Yuwen Tai (507–556), nickname Heita (黑獺), formally Duke Wen of Anding (安定文公), later further posthumously honored by Northern Zhou initially as Prince Wen (文王) then as Emperor Wen (文皇帝) with the temple name Taizu (太祖), was the paramount general of the Chinese/Xianbei state Western Wei, a branch successor state of Northern Wei. In 534, Emperor Xiaowu of Northern Wei, seeking to assert power independent of the paramount general Gao Huan, fled to Yuwen's domain, and when Gao subsequently proclaimed Emperor Xiaojing of Eastern Wei emperor, a split of Northern Wei was effected, and when Yuwen subsequently poisoned Emperor Xiaowu to death around the new year 535 and declared his cousin Yuan Baoju emperor, the split was formalized, with the part under Gao's and Emperor Xiaojing's control known as Eastern Wei and the part under Yuwen's and Emperor Wen's control known as Western Wei. For the rest of his life, Yuwen endeavored to make Western Wei, then much weaker than its eastern counterpart, a strong state, and after his death, his son Yuwen Jue seized the throne from Emperor Gong of Western Wei, establishing Northern Zhou.


  1. 兩千年中西曆轉換
  2. Grousset, Rene (1970). The Empire of the Steppes.
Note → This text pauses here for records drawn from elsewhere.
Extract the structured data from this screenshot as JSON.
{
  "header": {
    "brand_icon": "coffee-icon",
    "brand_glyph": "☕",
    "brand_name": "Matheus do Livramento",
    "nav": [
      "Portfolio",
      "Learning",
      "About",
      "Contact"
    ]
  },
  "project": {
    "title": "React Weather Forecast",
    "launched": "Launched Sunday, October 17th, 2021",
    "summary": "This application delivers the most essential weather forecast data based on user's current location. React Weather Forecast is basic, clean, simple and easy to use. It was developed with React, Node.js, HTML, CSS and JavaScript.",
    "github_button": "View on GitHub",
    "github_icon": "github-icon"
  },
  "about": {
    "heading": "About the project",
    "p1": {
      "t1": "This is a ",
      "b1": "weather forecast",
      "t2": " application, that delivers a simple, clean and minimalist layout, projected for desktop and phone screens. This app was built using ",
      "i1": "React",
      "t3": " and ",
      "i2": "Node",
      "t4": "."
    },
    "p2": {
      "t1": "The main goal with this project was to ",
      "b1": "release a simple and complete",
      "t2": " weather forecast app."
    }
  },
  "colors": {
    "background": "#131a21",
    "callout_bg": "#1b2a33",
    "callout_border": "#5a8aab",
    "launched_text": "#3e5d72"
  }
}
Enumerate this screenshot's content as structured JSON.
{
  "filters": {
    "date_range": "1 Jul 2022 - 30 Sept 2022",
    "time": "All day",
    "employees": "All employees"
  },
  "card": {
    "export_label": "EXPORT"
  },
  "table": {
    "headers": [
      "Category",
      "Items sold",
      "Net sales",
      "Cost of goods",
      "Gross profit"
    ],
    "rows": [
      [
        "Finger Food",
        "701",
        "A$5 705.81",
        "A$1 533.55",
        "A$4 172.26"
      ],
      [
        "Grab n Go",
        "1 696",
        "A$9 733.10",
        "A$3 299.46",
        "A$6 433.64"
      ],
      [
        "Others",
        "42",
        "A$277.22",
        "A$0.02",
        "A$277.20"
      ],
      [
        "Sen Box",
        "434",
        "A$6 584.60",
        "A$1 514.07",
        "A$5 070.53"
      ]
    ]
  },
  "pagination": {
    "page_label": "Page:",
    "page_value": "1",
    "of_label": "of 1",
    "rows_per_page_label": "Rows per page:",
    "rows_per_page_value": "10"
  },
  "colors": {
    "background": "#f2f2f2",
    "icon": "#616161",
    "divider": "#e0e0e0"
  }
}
Rutgers University Press. pp.  65. ISBN   0-8135-1304-9.
Regnal titles
Preceded by
Emperor Xiaowen of Northern Wei
Emperor of Northern Wei
Succeeded by
Emperor Xiaoming of Northern Wei